§ **Work order**
Leave every image out, and return the rest of the data word for word.

Data extracted from a collection:
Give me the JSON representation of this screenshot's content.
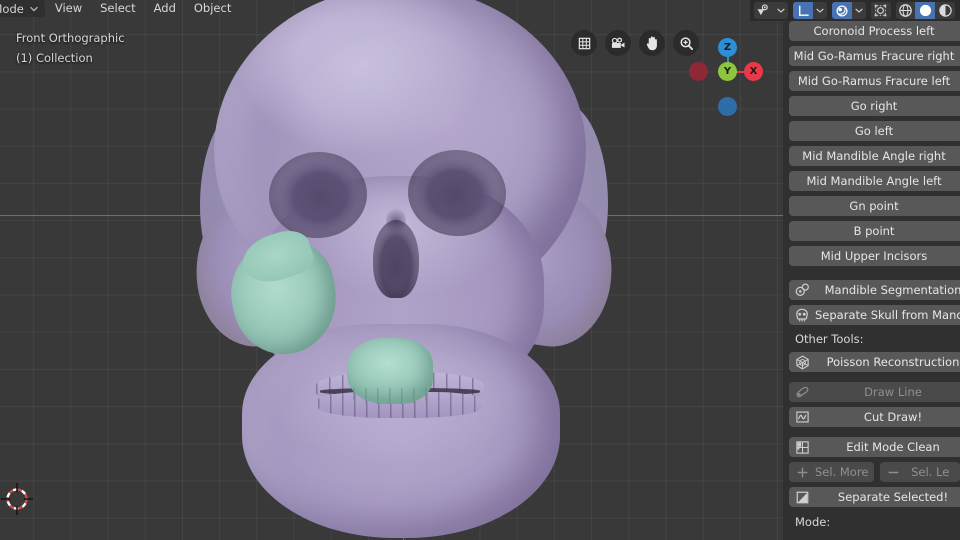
{
  "app": {
    "mode_selector": "ct Mode",
    "menus": [
      "View",
      "Select",
      "Add",
      "Object"
    ]
  },
  "viewport": {
    "view_name": "Front Orthographic",
    "collection": "(1) Collection",
    "gizmo_axes": [
      {
        "label": "Z",
        "color": "#2c8fd8"
      },
      {
        "label": "Y",
        "color": "#8cc63e"
      },
      {
        "label": "X",
        "color": "#e8394a"
      }
    ],
    "overlay_buttons": [
      {
        "name": "toggle-xray-icon",
        "label": "grid"
      },
      {
        "name": "camera-view-icon",
        "label": "camera"
      },
      {
        "name": "pan-view-icon",
        "label": "hand"
      },
      {
        "name": "zoom-view-icon",
        "label": "magnifier"
      }
    ],
    "axis_x_color": "#a8545f",
    "axis_z_color": "#3b7fa6",
    "mesh_color": "#a99cc3",
    "selection_color": "#9ccbbc"
  },
  "header_strip": {
    "groups": [
      {
        "buttons": [
          {
            "name": "visibility-icon",
            "state": "off",
            "caret": true
          }
        ]
      },
      {
        "buttons": [
          {
            "name": "transform-orientation-icon",
            "state": "on",
            "caret": true
          }
        ]
      },
      {
        "buttons": [
          {
            "name": "snap-magnet-icon",
            "state": "on",
            "caret": true
          }
        ]
      },
      {
        "buttons": [
          {
            "name": "proportional-edit-icon",
            "state": "off",
            "caret": false
          }
        ]
      },
      {
        "buttons": [
          {
            "name": "shading-wireframe-icon",
            "state": "off",
            "caret": false
          },
          {
            "name": "shading-solid-icon",
            "state": "on",
            "caret": false
          },
          {
            "name": "shading-material-icon",
            "state": "off",
            "caret": false
          }
        ]
      }
    ]
  },
  "sidebar": {
    "landmark_buttons": [
      "Coronoid Process left",
      "Mid Go-Ramus Fracure right",
      "Mid Go-Ramus Fracure left",
      "Go right",
      "Go left",
      "Mid Mandible Angle right",
      "Mid Mandible Angle left",
      "Gn point",
      "B point",
      "Mid Upper Incisors"
    ],
    "segmentation_buttons": [
      {
        "label": "Mandible Segmentation",
        "icon": "target-circles-icon",
        "enabled": true
      },
      {
        "label": "Separate Skull from Mandible",
        "icon": "skull-icon",
        "enabled": true
      }
    ],
    "other_tools_label": "Other Tools:",
    "other_tools": [
      {
        "label": "Poisson Reconstruction",
        "icon": "mesh-icosphere-icon",
        "enabled": true
      },
      {
        "label": "Draw Line",
        "icon": "annotate-pen-icon",
        "enabled": false
      },
      {
        "label": "Cut Draw!",
        "icon": "graph-curve-icon",
        "enabled": true
      },
      {
        "label": "Edit Mode Clean",
        "icon": "uv-grid-icon",
        "enabled": true
      }
    ],
    "select_pair": [
      {
        "label": "Sel. More",
        "icon": "plus-icon",
        "enabled": false
      },
      {
        "label": "Sel. Le",
        "icon": "minus-icon",
        "enabled": false
      }
    ],
    "separate_button": {
      "label": "Separate Selected!",
      "icon": "separate-icon",
      "enabled": true
    },
    "mode_label": "Mode:"
  }
}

§ **Finished task**
Give me the JSON representation of this screenshot's content.
{
  "app": {
    "mode_selector": "ct Mode",
    "menus": [
      "View",
      "Select",
      "Add",
      "Object"
    ]
  },
  "viewport": {
    "view_name": "Front Orthographic",
    "collection": "(1) Collection",
    "gizmo_axes": [
      {
        "label": "Z",
        "color": "#2c8fd8"
      },
      {
        "label": "Y",
        "color": "#8cc63e"
      },
      {
        "label": "X",
        "color": "#e8394a"
      }
    ],
    "overlay_buttons": [
      {
        "name": "toggle-xray-icon",
        "label": "grid"
      },
      {
        "name": "camera-view-icon",
        "label": "camera"
      },
      {
        "name": "pan-view-icon",
        "label": "hand"
      },
      {
        "name": "zoom-view-icon",
        "label": "magnifier"
      }
    ],
    "axis_x_color": "#a8545f",
    "axis_z_color": "#3b7fa6",
    "mesh_color": "#a99cc3",
    "selection_color": "#9ccbbc"
  },
  "header_strip": {
    "groups": [
      {
        "buttons": [
          {
            "name": "visibility-icon",
            "state": "off",
            "caret": true
          }
        ]
      },
      {
        "buttons": [
          {
            "name": "transform-orientation-icon",
            "state": "on",
            "caret": true
          }
        ]
      },
      {
        "buttons": [
          {
            "name": "snap-magnet-icon",
            "state": "on",
            "caret": true
          }
        ]
      },
      {
        "buttons": [
          {
            "name": "proportional-edit-icon",
            "state": "off",
            "caret": false
          }
        ]
      },
      {
        "buttons": [
          {
            "name": "shading-wireframe-icon",
            "state": "off",
            "caret": false
          },
          {
            "name": "shading-solid-icon",
            "state": "on",
            "caret": false
          },
          {
            "name": "shading-material-icon",
            "state": "off",
            "caret": false
          }
        ]
      }
    ]
  },
  "sidebar": {
    "landmark_buttons": [
      "Coronoid Process left",
      "Mid Go-Ramus Fracure right",
      "Mid Go-Ramus Fracure left",
      "Go right",
      "Go left",
      "Mid Mandible Angle right",
      "Mid Mandible Angle left",
      "Gn point",
      "B point",
      "Mid Upper Incisors"
    ],
    "segmentation_buttons": [
      {
        "label": "Mandible Segmentation",
        "icon": "target-circles-icon",
        "enabled": true
      },
      {
        "label": "Separate Skull from Mandible",
        "icon": "skull-icon",
        "enabled": true
      }
    ],
    "other_tools_label": "Other Tools:",
    "other_tools": [
      {
        "label": "Poisson Reconstruction",
        "icon": "mesh-icosphere-icon",
        "enabled": true
      },
      {
        "label": "Draw Line",
        "icon": "annotate-pen-icon",
        "enabled": false
      },
      {
        "label": "Cut Draw!",
        "icon": "graph-curve-icon",
        "enabled": true
      },
      {
        "label": "Edit Mode Clean",
        "icon": "uv-grid-icon",
        "enabled": true
      }
    ],
    "select_pair": [
      {
        "label": "Sel. More",
        "icon": "plus-icon",
        "enabled": false
      },
      {
        "label": "Sel. Le",
        "icon": "minus-icon",
        "enabled": false
      }
    ],
    "separate_button": {
      "label": "Separate Selected!",
      "icon": "separate-icon",
      "enabled": true
    },
    "mode_label": "Mode:"
  }
}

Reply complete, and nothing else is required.